Problem to work on = Pick out the lines below with "JSON" and list them.

Data for this exercise START

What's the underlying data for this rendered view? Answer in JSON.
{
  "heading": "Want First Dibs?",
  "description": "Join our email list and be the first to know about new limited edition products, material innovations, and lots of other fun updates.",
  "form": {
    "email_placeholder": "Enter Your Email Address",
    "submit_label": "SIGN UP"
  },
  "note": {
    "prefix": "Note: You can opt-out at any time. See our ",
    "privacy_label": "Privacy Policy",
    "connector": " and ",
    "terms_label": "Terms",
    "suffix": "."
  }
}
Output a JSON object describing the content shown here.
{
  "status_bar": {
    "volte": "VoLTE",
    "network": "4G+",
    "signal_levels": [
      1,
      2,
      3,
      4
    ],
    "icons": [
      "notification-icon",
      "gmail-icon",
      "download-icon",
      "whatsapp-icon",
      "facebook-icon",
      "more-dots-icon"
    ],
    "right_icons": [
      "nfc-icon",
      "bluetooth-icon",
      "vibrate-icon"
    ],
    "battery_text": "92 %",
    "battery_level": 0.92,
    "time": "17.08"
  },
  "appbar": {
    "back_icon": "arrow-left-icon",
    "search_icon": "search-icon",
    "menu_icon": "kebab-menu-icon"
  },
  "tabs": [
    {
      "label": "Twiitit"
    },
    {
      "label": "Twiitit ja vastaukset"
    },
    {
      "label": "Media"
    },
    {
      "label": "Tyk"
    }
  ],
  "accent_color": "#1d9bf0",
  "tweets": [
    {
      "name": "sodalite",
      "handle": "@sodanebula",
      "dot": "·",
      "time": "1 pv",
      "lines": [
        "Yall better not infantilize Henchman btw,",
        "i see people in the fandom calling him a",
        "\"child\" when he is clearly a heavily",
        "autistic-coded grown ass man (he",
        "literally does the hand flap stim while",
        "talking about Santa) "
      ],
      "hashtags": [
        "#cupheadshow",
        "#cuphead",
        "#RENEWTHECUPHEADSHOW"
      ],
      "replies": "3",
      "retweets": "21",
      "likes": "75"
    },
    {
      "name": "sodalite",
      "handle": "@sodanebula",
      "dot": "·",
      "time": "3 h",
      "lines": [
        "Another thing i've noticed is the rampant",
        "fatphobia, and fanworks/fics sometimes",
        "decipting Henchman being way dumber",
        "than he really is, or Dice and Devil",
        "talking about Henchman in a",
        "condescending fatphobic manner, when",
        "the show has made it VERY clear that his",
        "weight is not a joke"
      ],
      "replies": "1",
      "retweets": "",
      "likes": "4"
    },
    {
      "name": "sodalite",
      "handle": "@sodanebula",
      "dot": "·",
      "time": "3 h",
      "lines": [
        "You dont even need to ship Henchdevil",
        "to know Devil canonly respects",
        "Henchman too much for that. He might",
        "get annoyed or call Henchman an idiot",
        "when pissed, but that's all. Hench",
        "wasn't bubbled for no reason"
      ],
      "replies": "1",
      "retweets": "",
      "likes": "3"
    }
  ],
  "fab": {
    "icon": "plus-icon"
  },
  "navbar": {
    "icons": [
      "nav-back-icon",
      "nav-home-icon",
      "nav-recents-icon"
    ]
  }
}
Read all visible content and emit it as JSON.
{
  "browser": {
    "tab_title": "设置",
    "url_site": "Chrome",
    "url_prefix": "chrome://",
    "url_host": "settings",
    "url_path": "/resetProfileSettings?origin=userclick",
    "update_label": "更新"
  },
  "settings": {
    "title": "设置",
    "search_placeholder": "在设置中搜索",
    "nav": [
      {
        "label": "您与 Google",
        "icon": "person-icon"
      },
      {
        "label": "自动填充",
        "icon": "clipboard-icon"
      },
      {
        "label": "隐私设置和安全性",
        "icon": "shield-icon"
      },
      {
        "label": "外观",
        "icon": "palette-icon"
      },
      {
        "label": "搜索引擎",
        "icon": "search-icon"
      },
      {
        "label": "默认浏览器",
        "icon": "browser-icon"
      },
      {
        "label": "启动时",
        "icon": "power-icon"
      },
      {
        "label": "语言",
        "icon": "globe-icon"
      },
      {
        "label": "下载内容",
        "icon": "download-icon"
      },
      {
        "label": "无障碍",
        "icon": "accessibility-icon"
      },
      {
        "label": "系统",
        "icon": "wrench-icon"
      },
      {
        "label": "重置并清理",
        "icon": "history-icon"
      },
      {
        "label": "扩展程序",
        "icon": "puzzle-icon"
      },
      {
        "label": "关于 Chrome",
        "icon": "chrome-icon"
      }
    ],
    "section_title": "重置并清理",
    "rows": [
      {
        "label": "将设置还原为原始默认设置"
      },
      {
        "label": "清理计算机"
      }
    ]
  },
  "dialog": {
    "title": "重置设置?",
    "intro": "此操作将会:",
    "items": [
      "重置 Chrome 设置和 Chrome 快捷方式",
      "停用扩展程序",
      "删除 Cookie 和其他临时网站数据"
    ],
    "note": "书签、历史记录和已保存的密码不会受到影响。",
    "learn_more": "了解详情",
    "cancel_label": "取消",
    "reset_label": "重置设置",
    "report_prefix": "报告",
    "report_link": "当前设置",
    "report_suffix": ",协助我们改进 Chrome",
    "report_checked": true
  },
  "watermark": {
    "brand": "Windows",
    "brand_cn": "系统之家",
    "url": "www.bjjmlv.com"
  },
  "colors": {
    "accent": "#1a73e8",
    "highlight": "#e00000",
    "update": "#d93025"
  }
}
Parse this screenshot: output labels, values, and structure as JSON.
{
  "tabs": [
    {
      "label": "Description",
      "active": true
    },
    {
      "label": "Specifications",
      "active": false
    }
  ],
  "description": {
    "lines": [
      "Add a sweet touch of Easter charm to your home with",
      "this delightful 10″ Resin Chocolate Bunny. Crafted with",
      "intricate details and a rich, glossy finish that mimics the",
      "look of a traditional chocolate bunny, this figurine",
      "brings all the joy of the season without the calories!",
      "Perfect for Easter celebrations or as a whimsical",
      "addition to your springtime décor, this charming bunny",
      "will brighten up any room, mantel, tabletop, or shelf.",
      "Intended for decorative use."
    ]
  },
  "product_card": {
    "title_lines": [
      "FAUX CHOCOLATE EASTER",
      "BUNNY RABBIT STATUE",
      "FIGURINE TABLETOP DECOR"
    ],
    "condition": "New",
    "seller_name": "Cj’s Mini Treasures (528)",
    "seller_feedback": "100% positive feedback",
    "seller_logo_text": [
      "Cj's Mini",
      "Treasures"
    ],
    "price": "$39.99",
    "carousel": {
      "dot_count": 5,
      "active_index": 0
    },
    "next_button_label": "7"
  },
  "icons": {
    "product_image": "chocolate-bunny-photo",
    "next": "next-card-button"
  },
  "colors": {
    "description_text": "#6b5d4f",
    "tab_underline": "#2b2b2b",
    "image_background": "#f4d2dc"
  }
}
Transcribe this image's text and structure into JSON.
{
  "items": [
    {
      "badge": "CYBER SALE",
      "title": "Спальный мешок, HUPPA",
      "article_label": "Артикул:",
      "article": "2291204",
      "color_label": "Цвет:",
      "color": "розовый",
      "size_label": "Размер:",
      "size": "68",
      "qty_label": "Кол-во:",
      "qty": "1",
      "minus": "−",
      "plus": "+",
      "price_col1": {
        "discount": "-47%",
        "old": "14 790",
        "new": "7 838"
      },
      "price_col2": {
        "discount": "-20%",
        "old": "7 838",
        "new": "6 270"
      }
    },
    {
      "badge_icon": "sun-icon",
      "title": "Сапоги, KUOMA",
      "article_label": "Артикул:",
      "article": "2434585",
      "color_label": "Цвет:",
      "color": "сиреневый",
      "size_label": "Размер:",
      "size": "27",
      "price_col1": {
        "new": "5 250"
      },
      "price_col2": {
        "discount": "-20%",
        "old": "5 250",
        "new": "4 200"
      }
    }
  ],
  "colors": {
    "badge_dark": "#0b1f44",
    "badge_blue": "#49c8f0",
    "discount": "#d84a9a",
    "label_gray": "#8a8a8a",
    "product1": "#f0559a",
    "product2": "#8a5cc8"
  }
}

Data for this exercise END

Task response =
What's the underlying data for this rendered view? Answer in JSON.
Output a JSON object describing the content shown here.
Read all visible content and emit it as JSON.
Parse this screenshot: output labels, values, and structure as JSON.
Transcribe this image's text and structure into JSON.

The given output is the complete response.